Research paper by J. Büchner, J.-P. Kuska

Indexed on: 01 May '99Published on: 01 May '99Published in: Annales Geophysicae



Abstract

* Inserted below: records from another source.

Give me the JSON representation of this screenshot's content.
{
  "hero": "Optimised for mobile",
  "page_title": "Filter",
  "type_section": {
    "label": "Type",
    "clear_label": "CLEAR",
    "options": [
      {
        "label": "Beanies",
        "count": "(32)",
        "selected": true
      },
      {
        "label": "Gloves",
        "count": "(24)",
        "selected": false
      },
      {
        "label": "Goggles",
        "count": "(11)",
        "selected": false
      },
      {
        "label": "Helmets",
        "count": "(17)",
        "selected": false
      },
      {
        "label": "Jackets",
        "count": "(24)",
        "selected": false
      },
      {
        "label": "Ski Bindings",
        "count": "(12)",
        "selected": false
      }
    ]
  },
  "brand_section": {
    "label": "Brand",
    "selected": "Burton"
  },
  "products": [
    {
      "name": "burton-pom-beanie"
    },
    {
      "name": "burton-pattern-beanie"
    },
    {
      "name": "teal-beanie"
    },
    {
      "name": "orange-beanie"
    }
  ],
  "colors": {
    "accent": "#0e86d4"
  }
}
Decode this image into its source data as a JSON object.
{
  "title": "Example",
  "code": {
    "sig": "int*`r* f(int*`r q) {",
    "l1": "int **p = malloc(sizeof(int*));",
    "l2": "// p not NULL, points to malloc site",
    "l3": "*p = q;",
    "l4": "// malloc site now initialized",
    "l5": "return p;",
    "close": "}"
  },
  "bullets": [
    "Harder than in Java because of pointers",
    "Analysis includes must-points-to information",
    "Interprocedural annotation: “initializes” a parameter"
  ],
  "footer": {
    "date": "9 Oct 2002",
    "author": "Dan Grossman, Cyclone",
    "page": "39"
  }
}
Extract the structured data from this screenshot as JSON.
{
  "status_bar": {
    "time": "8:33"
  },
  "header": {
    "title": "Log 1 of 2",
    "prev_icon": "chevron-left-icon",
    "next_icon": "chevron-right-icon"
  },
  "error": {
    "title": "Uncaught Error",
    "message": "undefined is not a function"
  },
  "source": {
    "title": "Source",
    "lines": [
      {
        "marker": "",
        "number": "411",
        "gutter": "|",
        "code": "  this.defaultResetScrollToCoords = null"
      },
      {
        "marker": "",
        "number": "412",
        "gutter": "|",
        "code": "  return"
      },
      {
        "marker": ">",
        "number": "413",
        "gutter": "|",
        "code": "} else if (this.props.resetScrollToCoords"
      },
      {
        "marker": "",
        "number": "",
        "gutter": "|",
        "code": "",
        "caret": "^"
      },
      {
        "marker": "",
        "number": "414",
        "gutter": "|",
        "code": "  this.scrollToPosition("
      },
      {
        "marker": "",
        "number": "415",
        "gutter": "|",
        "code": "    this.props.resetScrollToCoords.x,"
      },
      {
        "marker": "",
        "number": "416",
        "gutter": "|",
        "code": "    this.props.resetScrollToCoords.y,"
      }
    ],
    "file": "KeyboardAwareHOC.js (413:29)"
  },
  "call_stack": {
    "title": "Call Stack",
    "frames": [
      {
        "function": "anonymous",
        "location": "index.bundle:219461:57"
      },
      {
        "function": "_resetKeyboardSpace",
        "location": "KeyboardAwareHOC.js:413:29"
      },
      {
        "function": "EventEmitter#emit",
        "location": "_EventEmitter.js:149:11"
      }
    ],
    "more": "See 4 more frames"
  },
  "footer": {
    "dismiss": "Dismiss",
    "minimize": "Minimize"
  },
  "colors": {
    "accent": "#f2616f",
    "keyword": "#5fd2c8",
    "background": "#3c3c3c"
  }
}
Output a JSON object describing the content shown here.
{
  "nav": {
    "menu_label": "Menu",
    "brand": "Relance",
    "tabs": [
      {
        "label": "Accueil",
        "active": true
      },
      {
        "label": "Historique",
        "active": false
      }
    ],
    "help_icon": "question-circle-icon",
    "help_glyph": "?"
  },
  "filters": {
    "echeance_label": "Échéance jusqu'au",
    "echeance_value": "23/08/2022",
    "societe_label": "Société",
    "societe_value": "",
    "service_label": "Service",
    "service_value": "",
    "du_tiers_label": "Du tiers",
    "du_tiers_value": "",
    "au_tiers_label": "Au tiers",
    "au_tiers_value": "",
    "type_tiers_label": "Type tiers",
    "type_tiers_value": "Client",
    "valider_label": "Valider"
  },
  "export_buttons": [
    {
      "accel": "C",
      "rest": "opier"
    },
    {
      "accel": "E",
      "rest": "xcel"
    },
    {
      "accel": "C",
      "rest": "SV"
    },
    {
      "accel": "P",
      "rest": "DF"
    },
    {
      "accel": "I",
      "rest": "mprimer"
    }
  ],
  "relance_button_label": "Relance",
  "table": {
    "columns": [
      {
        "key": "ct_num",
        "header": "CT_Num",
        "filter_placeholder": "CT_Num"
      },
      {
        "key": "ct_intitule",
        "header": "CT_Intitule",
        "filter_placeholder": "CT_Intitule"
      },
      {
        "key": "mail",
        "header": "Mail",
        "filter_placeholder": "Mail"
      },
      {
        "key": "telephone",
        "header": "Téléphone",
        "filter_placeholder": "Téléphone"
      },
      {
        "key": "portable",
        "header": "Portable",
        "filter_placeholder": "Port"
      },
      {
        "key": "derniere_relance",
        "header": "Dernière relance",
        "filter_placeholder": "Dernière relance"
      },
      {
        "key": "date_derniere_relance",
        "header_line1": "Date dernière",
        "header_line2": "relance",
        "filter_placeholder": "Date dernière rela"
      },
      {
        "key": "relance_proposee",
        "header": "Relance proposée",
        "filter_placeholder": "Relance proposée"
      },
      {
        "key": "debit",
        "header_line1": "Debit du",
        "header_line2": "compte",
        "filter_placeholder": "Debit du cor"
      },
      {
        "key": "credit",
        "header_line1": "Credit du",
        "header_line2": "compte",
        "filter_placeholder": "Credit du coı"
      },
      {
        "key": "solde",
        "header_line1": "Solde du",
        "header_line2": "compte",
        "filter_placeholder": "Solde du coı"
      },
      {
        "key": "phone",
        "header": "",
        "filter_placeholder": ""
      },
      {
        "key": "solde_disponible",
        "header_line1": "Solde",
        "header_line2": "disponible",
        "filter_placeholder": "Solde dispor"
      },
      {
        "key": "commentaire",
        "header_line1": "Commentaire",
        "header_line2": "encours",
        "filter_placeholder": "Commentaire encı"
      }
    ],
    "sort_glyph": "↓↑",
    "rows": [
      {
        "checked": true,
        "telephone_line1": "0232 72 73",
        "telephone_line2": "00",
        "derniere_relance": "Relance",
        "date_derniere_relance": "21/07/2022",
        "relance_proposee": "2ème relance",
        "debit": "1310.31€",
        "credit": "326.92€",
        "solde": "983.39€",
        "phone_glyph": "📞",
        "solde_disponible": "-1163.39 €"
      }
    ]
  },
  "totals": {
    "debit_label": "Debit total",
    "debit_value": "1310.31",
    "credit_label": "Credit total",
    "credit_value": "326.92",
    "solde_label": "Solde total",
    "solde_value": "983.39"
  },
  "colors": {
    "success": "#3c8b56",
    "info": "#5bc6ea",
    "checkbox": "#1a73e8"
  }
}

Observations have shown that, prior to substorm explosions, thin current sheets are formed in the plasma sheet of the Earth’s magnetotail. This provokes the question, to what extent current-sheet thinning and substorm onsets are physically, maybe even causally, related. To answer this question, one has to understand the plasma stability of thin current sheets. Kinetic effects must be taken into account since particle scales are reached in the course of tail current-sheet thinning. We present the results of theoretical investigations of the stability of thin current sheets and about the most unstable mode of their decay. Our conclusions are based upon a non-local linear dispersion analysis of a cross-magnetic field instability of Harris-type current sheets. We found that a sausage-mode bulk current instability starts after a sheet has thinned down to the ion inertial length. We also present the results of three-dimensional electromagnetic PIC-code simulations carried out for mass ratios up to Mi/me = 64. They verify the linearly predicted properties of the sausage mode decay of thin current sheets in the parameter range of interest.